“Stanley Burnton J (as he then was) in Office of Government Commerce v IC  EWHC 774 (Admin);  QB 98; at  regarded it as arguable that the Commissioner’s decision as to the steps required to be taken by the authority might take account of subsequent changes of circumstances. In our view, that is not merely arguable but is correct, and flows from the nature of the Commissioner’s jurisdiction and its subject matter, and from the wording of the Act.
The Commissioner, when acting under section 50, is not merely deciding whether an information requester was or was not entitled to information at the time when the request was dealt with. He must also decide what is to be done. The Commissioner has a role both as guardian of the public interest in the appropriate disclosure of information held by public authorities and as a guardian of data protection rights. In our view the statute leaves to him a measure of discretion over what is the appropriate enforcement of information rights in a particular case. It would be perverse, in our view, if he were wholly debarred from taking into account fresh circumstances, not in existence at the date when the request was originally dealt with.”
Can the Commissioner require a public authority to answer a reformulated or narrowed request?
The Tribunal went on to consider whether, when allowing late reliance on section 12, the Commissioner can do so subject to the public authority handling the request in a prescribed way. It considered two possibilities.
First, is the Commissioner is entitled to allow the late reliance on terms as to disaggregation of the request, so as to prevent reliance on section 12 in relation to information that can be provided under the cost limit? The Tribunal concluded, albeit “with some hesitation”, that this is permissible (see paragraph 73):

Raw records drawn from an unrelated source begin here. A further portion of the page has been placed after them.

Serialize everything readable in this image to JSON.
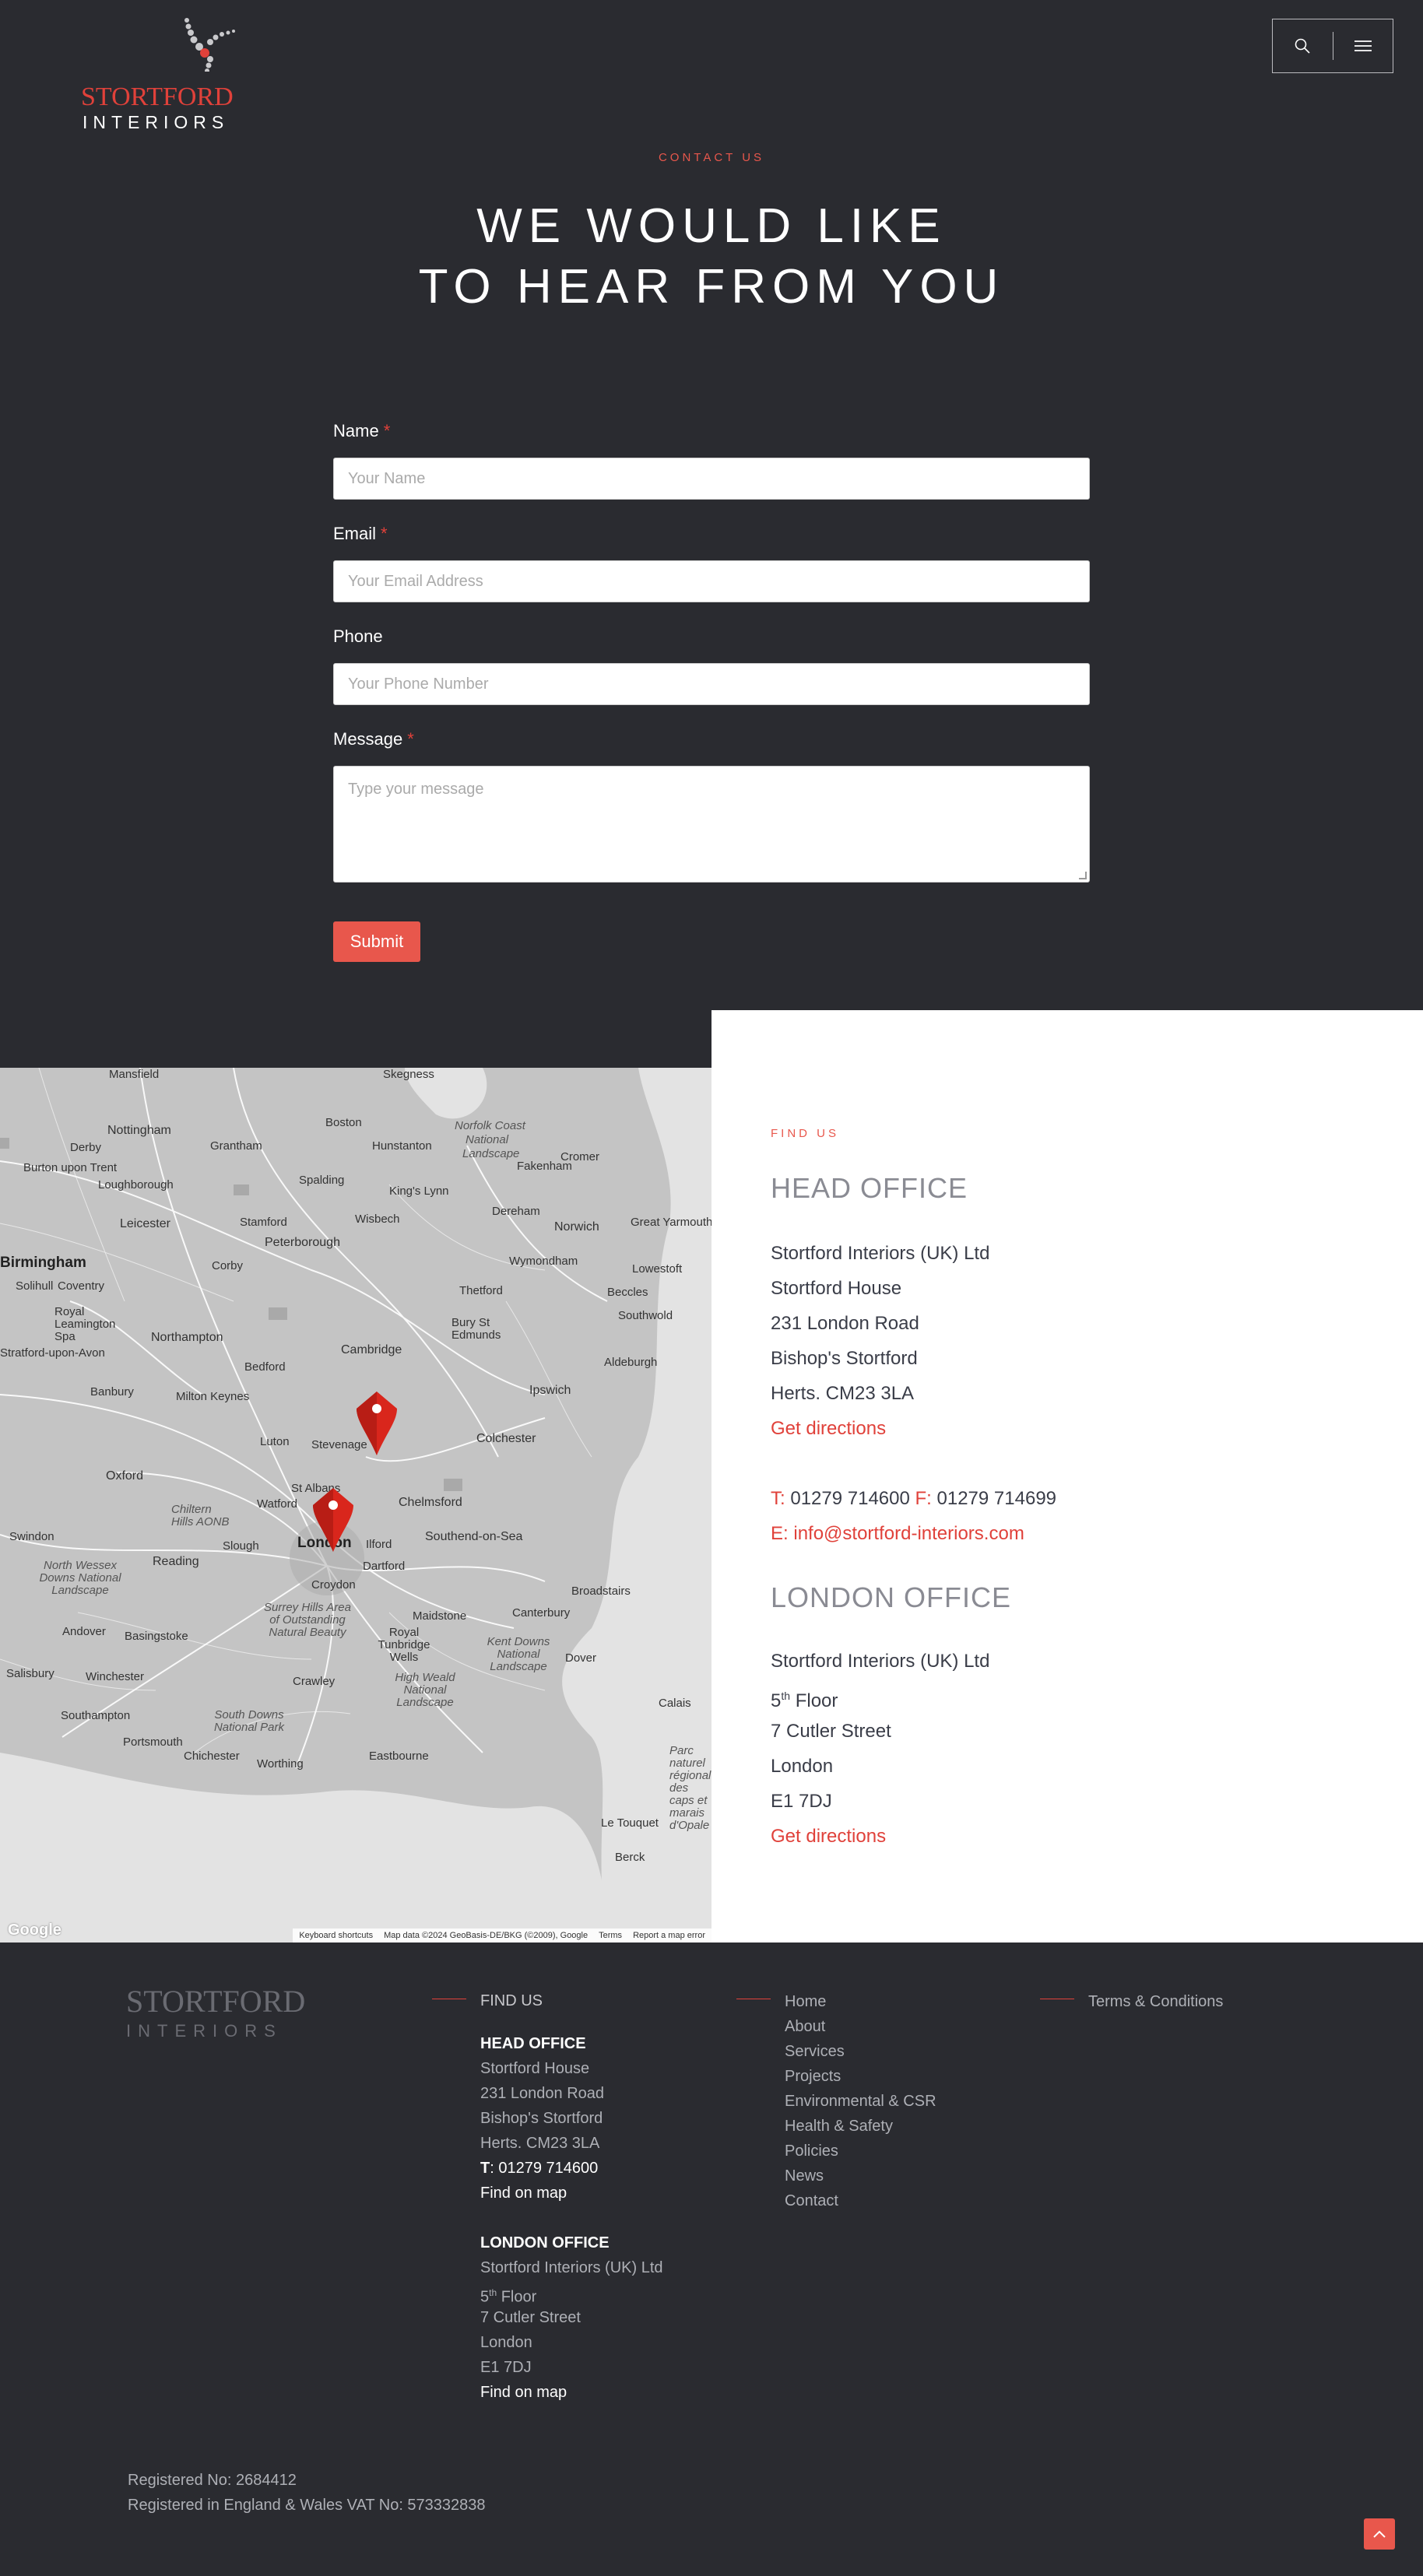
{
  "header": {
    "logo_word1": "STORTFORD",
    "logo_word2": "INTERIORS",
    "search_icon": "search-icon",
    "menu_icon": "hamburger-menu-icon"
  },
  "hero": {
    "eyebrow": "CONTACT US",
    "title_line1": "WE WOULD LIKE",
    "title_line2": "TO HEAR FROM YOU"
  },
  "form": {
    "name_label": "Name",
    "name_placeholder": "Your Name",
    "email_label": "Email",
    "email_placeholder": "Your Email Address",
    "phone_label": "Phone",
    "phone_placeholder": "Your Phone Number",
    "message_label": "Message",
    "message_placeholder": "Type your message",
    "required_mark": "*",
    "submit_label": "Submit"
  },
  "map": {
    "labels": [
      "Mansfield",
      "Skegness",
      "Nottingham",
      "Derby",
      "Boston",
      "Norfolk Coast",
      "National",
      "Landscape",
      "Grantham",
      "Hunstanton",
      "Cromer",
      "Burton upon Trent",
      "Loughborough",
      "Spalding",
      "King's Lynn",
      "Fakenham",
      "Leicester",
      "Stamford",
      "Wisbech",
      "Dereham",
      "Norwich",
      "Great Yarmouth",
      "Peterborough",
      "Corby",
      "Wymondham",
      "Lowestoft",
      "Coventry",
      "Royal Leamington Spa",
      "Northampton",
      "Thetford",
      "Beccles",
      "Southwold",
      "Bury St Edmunds",
      "Cambridge",
      "Aldeburgh",
      "Bedford",
      "Stratford-upon-Avon",
      "Banbury",
      "Milton Keynes",
      "Ipswich",
      "Luton",
      "Colchester",
      "Oxford",
      "Stevenage",
      "Chiltern Hills AONB",
      "St Albans",
      "Watford",
      "Chelmsford",
      "Swindon",
      "Reading",
      "Slough",
      "London",
      "Ilford",
      "Southend-on-Sea",
      "North Wessex Downs National Landscape",
      "Dartford",
      "Croydon",
      "Broadstairs",
      "Andover",
      "Basingstoke",
      "Surrey Hills Area of Outstanding Natural Beauty",
      "Maidstone",
      "Canterbury",
      "Salisbury",
      "Winchester",
      "Royal Tunbridge Wells",
      "Kent Downs National Landscape",
      "Dover",
      "Crawley",
      "High Weald National Landscape",
      "Calais",
      "Southampton",
      "South Downs National Park",
      "Portsmouth",
      "Chichester",
      "Worthing",
      "Eastbourne",
      "Parc naturel régional des caps et marais d'Opale",
      "Le Touquet",
      "Berck",
      "Birmingham",
      "Solihull"
    ],
    "attribution": [
      "Keyboard shortcuts",
      "Map data ©2024 GeoBasis-DE/BKG (©2009), Google",
      "Terms",
      "Report a map error"
    ],
    "google_logo": "Google"
  },
  "findus": {
    "eyebrow": "FIND US",
    "head_office_title": "HEAD OFFICE",
    "head_office": [
      "Stortford Interiors (UK) Ltd",
      "Stortford House",
      "231 London Road",
      "Bishop's Stortford",
      "Herts. CM23 3LA"
    ],
    "directions_label": "Get directions",
    "tel_prefix": "T:",
    "tel": "01279 714600",
    "fax_prefix": "F:",
    "fax": "01279 714699",
    "email_prefix": "E:",
    "email": "info@stortford-interiors.com",
    "london_office_title": "LONDON OFFICE",
    "london_company": "Stortford Interiors (UK) Ltd",
    "london_floor_num": "5",
    "london_floor_sup": "th",
    "london_floor_word": "Floor",
    "london_street": "7 Cutler Street",
    "london_city": "London",
    "london_postcode": "E1 7DJ"
  },
  "footer": {
    "logo_word1": "STORTFORD",
    "logo_word2": "INTERIORS",
    "find_us_head": "FIND US",
    "head_office_label": "HEAD OFFICE",
    "head_office_lines": [
      "Stortford House",
      "231 London Road",
      "Bishop's Stortford",
      "Herts. CM23 3LA"
    ],
    "tel_prefix": "T",
    "tel": ": 01279 714600",
    "find_on_map": "Find on map",
    "london_office_label": "LONDON OFFICE",
    "london_company": "Stortford Interiors (UK) Ltd",
    "london_floor_num": "5",
    "london_floor_sup": "th",
    "london_floor_word": "Floor",
    "london_lines": [
      "7 Cutler Street",
      "London",
      "E1 7DJ"
    ],
    "nav": [
      "Home",
      "About",
      "Services",
      "Projects",
      "Environmental & CSR",
      "Health & Safety",
      "Policies",
      "News",
      "Contact"
    ],
    "terms": "Terms & Conditions",
    "registered_no": "Registered No: 2684412",
    "vat": "Registered in England & Wales VAT No: 573332838"
  },
  "colors": {
    "background": "#2a2b30",
    "accent": "#e8574c",
    "panel": "#ffffff"
  }
}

“If during the Commissioner’s investigation the public authority is to be allowed to change its response to the request with retrospective effect, so as to raise a defence which should have been raised earlier, it does not seem unreasonable or out of line with the statutory scheme to say that the requester might also in a suitable case be allowed to refine or clarify the terms of the request retrospectively. In effect, the Commissioner would say to the public authority: ‘I will permit you to raise section 12 late but, for fairness’ sake, only on terms that you agree to permit the requester to narrow his request and that you agree to treat the narrowed request as validly made.’”
Secondly, is the Commissioner entitled to prescribe the steps to be taken so as to put the requester in the position that he would have been in if the public authority had complied with its duty to advise and assist under section 16. Compliance might enabled the requester to resubmit his request in a narrower form to which section 12 would not have been a defence.
The Tribunal again found that this was permissible, this time “with greater confidence”. It considered the case law on the relationship between sections 12 and 16. It agreed with Roberts v IC (EA/2008/0050) that entitlement to rely on section 12 is not conditional upon compliance with section16. It took the view, however, that “compliance with section 16 may be taken into account where the question is one not of entitlement but of discretion. If this is correct, it should enable the Commissioner to give greater practical effect to s16 than hitherto”. In other words, whenever late reliance on section 12 is claimed, public authorities should pay extra attention to their duties under section 16.